Stored dataset items
■ ■ ■ ■ ■
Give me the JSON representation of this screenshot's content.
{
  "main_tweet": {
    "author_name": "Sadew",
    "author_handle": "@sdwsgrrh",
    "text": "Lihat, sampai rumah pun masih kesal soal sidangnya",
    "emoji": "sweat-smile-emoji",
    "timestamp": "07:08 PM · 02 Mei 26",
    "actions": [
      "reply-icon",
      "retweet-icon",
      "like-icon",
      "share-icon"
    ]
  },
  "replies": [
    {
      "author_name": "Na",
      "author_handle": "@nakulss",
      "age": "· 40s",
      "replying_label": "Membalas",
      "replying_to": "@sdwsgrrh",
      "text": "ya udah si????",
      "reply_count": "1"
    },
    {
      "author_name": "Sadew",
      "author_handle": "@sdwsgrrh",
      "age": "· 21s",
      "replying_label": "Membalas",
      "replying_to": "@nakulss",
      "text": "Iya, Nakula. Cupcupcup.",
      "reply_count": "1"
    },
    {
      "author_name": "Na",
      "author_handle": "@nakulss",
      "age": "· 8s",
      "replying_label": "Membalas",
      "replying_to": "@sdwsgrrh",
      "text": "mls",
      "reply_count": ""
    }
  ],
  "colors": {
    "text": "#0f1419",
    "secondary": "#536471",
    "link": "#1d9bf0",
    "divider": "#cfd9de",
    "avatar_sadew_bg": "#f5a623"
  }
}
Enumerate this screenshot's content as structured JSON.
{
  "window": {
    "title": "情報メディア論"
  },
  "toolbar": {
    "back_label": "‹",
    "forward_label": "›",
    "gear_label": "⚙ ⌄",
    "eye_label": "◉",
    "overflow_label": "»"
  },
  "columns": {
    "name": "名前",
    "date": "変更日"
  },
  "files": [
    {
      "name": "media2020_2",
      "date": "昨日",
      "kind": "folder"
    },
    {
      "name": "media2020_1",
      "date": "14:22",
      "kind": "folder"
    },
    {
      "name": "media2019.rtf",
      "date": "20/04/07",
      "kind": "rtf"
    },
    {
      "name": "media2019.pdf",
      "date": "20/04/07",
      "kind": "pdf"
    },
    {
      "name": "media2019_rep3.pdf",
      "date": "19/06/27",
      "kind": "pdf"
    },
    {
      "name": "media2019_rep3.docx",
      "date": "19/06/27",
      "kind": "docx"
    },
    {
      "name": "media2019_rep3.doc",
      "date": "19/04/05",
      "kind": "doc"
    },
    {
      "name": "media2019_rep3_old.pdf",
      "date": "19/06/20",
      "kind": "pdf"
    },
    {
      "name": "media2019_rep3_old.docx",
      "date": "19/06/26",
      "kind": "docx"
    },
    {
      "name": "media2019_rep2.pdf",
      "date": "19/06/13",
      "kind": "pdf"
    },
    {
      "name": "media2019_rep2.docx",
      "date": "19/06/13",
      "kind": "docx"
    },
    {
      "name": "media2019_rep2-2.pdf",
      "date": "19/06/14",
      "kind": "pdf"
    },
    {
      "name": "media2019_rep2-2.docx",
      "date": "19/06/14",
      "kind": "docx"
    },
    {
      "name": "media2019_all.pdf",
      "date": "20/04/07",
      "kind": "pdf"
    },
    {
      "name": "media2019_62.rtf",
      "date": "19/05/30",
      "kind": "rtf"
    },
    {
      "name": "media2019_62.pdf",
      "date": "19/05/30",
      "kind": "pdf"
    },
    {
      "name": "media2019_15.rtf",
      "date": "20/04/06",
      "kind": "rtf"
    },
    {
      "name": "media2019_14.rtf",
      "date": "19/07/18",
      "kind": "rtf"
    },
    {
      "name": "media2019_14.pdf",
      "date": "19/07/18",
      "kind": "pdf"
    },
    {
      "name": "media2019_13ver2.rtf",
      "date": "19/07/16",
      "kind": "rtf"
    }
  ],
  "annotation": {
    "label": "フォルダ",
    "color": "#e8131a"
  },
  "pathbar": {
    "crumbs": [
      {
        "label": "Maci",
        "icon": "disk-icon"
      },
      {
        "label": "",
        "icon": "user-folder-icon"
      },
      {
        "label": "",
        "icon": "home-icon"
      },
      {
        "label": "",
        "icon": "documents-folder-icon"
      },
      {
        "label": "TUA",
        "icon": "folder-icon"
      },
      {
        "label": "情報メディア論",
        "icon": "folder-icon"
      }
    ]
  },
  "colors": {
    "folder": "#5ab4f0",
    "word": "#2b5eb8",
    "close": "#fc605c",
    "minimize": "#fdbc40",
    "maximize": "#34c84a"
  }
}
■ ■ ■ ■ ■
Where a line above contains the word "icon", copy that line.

# RESPONSE
      "reply-icon",
      "retweet-icon",
      "like-icon",
      "share-icon"
        "icon": "disk-icon"
        "icon": "user-folder-icon"
        "icon": "home-icon"
        "icon": "documents-folder-icon"
        "icon": "folder-icon"
        "icon": "folder-icon"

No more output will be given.